▸ **RECORDS SHOWN**

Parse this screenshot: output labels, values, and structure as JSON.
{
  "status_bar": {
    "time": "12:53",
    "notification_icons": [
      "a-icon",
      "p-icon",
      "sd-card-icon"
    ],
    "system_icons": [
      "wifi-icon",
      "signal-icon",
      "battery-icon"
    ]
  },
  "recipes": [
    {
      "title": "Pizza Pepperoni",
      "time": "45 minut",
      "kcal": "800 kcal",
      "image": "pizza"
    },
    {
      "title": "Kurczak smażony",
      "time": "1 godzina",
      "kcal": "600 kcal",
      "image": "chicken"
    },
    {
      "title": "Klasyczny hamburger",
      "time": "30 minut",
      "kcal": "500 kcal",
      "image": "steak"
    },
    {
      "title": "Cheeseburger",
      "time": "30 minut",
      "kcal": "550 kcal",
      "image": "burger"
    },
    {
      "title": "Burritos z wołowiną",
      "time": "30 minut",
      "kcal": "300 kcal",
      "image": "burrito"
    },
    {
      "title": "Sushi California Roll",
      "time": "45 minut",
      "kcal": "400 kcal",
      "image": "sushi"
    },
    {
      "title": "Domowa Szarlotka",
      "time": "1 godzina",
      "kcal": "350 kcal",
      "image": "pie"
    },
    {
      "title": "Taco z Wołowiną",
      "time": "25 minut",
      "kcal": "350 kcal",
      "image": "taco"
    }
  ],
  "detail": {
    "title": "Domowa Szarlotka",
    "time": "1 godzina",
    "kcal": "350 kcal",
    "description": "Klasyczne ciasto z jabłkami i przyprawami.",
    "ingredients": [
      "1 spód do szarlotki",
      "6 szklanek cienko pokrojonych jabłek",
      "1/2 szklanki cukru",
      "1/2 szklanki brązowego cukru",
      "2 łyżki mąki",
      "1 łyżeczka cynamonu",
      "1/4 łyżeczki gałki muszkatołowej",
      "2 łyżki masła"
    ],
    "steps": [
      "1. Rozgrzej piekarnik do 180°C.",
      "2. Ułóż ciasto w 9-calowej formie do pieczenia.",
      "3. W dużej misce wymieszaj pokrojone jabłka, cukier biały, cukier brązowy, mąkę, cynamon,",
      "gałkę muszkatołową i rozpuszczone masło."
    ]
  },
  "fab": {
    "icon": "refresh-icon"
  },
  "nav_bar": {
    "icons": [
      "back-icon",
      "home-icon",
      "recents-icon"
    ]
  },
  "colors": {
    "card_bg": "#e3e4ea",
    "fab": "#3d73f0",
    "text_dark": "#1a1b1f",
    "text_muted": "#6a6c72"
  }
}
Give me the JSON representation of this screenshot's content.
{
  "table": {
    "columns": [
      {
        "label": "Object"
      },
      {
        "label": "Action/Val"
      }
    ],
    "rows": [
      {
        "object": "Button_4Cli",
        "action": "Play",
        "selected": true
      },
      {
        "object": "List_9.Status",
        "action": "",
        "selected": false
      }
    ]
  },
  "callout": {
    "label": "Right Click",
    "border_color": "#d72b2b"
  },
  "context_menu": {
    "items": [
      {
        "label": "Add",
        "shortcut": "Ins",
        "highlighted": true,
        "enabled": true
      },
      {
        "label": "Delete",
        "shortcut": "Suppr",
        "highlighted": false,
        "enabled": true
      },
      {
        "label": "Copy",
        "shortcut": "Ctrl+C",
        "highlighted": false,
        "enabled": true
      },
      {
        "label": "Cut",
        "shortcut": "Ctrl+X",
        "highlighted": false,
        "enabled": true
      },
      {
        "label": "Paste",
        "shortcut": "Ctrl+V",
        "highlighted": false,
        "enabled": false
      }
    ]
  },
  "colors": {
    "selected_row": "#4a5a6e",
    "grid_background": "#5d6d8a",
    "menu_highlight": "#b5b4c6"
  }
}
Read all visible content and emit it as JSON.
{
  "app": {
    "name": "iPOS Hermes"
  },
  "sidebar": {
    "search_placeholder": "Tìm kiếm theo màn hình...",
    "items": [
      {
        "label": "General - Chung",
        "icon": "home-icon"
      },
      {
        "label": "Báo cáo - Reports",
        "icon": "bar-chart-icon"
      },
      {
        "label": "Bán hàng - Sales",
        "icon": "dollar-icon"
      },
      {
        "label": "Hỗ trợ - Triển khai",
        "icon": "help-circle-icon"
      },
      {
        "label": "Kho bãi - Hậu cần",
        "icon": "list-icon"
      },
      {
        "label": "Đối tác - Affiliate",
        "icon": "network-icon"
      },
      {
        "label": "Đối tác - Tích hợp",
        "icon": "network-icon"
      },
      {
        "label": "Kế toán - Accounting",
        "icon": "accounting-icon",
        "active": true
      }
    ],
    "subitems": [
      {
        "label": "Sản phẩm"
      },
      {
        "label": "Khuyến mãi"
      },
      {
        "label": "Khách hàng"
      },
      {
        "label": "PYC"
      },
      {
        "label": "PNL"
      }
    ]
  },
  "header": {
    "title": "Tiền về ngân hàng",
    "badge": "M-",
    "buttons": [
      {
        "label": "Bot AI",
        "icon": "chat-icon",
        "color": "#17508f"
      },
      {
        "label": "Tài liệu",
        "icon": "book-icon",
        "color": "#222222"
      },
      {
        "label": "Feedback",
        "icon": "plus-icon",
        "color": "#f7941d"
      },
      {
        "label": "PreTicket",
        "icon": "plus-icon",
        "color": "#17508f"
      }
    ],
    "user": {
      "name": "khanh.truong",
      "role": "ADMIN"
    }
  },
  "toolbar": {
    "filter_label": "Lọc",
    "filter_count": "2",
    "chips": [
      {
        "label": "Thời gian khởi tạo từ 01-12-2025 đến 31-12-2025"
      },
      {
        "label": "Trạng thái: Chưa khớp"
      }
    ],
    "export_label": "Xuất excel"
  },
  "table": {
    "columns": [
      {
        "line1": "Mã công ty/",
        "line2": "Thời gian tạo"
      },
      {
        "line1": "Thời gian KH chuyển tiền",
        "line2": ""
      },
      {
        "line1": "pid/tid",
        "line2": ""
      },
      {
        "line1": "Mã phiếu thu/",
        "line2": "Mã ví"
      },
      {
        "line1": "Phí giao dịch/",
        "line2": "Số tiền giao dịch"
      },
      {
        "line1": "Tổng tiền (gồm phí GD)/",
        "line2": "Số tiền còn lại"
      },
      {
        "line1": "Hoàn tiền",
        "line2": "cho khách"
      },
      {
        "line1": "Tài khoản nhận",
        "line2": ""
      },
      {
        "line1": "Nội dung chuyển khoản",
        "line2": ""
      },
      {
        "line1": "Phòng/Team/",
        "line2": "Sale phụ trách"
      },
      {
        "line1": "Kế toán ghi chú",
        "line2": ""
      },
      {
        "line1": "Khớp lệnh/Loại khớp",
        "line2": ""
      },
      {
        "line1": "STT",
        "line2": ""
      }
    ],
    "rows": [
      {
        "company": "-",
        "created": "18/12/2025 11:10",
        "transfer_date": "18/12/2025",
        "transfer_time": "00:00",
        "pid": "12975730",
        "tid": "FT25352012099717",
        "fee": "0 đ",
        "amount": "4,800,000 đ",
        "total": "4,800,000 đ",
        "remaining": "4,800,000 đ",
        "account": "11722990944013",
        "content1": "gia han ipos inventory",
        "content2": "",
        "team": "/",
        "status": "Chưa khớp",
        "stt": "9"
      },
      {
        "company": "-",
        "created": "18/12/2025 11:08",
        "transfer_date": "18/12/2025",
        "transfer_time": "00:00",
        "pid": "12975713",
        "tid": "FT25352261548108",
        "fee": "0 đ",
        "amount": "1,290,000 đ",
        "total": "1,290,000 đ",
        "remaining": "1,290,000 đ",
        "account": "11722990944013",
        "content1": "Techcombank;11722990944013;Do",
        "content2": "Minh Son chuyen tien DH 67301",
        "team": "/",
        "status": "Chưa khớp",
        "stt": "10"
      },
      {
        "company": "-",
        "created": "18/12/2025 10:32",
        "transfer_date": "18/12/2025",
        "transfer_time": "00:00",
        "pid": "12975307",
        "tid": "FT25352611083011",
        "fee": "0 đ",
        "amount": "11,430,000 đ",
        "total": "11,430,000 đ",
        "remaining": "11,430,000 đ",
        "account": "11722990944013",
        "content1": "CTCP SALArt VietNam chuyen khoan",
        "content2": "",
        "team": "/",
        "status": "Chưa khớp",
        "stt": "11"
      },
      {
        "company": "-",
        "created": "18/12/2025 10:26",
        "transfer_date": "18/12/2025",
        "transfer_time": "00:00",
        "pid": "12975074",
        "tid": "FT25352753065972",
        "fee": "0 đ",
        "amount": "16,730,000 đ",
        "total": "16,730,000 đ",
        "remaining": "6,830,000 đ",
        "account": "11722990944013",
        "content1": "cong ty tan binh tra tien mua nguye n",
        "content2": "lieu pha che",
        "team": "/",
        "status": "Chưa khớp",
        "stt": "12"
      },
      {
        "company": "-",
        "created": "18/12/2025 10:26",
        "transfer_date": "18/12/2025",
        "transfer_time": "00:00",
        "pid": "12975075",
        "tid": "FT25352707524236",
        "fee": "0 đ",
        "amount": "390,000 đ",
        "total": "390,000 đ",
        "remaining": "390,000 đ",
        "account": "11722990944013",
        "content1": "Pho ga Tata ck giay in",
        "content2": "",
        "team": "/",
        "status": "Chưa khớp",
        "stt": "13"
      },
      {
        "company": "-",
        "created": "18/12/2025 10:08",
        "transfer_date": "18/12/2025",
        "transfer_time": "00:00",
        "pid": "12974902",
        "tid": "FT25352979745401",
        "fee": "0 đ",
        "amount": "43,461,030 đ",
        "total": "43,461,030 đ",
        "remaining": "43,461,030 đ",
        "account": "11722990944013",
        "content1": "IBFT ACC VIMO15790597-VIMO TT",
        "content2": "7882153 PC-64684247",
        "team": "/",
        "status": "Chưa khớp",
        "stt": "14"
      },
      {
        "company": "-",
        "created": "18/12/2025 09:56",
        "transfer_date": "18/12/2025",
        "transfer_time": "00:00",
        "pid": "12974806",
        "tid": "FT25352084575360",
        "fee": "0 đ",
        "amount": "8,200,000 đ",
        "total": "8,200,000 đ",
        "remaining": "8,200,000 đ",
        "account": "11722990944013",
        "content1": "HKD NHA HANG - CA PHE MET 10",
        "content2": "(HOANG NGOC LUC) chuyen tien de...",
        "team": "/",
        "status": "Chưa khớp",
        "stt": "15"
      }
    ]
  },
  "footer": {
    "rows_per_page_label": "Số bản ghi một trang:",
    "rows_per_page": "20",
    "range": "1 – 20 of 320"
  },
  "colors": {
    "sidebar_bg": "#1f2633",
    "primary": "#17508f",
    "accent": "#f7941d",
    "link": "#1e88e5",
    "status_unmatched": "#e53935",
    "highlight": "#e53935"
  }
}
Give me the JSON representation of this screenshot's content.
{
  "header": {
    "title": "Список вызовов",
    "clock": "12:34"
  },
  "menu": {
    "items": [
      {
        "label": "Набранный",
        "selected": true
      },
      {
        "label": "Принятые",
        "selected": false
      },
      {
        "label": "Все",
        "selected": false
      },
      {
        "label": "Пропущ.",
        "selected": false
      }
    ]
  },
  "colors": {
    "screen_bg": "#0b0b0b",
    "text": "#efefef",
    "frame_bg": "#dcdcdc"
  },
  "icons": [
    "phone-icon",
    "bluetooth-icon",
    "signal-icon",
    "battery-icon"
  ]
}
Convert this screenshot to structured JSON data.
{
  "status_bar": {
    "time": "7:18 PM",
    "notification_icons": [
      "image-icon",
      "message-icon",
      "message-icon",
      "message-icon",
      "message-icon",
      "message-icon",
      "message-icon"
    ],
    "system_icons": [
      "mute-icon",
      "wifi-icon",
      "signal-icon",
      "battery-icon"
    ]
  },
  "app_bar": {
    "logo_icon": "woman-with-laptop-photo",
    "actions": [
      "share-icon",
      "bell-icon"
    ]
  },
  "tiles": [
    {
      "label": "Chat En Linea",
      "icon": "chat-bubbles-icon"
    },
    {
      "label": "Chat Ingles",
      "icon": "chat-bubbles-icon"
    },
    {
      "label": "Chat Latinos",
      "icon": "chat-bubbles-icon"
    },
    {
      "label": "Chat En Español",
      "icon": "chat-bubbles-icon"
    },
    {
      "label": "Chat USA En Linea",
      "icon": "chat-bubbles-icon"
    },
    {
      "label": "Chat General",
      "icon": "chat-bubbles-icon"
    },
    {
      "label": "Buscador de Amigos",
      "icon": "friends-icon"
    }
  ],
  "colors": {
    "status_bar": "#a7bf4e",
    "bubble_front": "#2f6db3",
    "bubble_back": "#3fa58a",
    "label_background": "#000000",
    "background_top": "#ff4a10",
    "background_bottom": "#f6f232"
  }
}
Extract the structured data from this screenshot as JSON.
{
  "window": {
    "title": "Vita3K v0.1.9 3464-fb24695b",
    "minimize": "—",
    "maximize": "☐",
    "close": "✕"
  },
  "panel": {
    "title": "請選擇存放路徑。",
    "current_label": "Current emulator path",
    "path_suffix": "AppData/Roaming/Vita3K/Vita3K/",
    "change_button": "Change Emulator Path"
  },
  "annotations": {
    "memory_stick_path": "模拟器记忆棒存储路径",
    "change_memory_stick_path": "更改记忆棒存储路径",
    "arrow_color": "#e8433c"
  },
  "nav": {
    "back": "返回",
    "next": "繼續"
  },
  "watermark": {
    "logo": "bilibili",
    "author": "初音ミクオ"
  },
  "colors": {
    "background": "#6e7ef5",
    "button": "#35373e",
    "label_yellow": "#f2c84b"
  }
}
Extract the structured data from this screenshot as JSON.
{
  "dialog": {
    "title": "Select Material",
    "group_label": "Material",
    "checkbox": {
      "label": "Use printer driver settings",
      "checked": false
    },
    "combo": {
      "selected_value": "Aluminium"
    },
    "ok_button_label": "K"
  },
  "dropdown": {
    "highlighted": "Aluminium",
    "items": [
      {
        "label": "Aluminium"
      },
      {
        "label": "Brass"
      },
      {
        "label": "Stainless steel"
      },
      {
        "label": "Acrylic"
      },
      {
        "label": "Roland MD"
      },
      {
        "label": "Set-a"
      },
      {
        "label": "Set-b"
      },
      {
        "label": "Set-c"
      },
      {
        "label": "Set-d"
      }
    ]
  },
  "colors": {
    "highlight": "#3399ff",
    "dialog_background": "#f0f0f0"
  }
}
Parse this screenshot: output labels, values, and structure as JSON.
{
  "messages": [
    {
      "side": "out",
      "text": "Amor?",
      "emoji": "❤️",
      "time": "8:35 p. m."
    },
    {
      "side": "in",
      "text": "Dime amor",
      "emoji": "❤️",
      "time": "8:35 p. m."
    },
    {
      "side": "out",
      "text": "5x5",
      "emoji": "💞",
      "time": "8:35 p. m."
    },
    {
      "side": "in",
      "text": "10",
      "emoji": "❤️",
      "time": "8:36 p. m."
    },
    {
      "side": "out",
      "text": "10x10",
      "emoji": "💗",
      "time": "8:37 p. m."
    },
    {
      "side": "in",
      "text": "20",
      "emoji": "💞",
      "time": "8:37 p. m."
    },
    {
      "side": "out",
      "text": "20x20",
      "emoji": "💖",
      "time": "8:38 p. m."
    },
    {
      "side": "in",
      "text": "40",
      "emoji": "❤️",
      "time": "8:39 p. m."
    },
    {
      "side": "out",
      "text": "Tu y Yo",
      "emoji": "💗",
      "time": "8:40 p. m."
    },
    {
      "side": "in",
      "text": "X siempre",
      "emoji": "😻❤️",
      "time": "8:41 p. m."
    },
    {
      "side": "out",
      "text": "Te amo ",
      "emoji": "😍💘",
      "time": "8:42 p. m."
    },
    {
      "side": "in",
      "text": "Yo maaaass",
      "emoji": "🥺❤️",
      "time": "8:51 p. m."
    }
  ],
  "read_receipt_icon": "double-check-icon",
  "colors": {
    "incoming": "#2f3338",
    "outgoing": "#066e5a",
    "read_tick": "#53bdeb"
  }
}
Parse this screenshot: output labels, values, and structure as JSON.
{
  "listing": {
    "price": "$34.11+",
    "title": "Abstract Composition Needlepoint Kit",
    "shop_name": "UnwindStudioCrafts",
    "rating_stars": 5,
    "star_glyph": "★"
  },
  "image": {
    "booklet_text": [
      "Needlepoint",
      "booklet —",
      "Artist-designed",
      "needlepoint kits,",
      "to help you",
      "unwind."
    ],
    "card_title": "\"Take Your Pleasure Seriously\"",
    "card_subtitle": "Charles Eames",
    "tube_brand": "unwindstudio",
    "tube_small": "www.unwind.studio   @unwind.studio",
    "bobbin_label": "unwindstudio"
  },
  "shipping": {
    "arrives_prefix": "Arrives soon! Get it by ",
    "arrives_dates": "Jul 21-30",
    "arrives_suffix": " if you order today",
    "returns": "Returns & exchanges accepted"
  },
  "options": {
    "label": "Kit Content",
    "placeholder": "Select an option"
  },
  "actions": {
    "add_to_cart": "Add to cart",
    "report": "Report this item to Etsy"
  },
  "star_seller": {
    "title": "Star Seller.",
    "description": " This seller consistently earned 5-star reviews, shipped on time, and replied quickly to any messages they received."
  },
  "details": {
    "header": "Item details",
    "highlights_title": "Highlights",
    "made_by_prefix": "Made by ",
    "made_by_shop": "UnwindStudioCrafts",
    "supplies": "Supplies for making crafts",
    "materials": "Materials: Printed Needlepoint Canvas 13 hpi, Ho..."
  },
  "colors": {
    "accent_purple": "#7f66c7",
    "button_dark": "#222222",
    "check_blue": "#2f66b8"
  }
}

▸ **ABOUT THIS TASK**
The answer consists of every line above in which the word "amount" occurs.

▸ **SOLUTION TO THE PROBLEM**
        "amount": "4,800,000 đ",
        "amount": "1,290,000 đ",
        "amount": "11,430,000 đ",
        "amount": "16,730,000 đ",
        "amount": "390,000 đ",
        "amount": "43,461,030 đ",
        "amount": "8,200,000 đ",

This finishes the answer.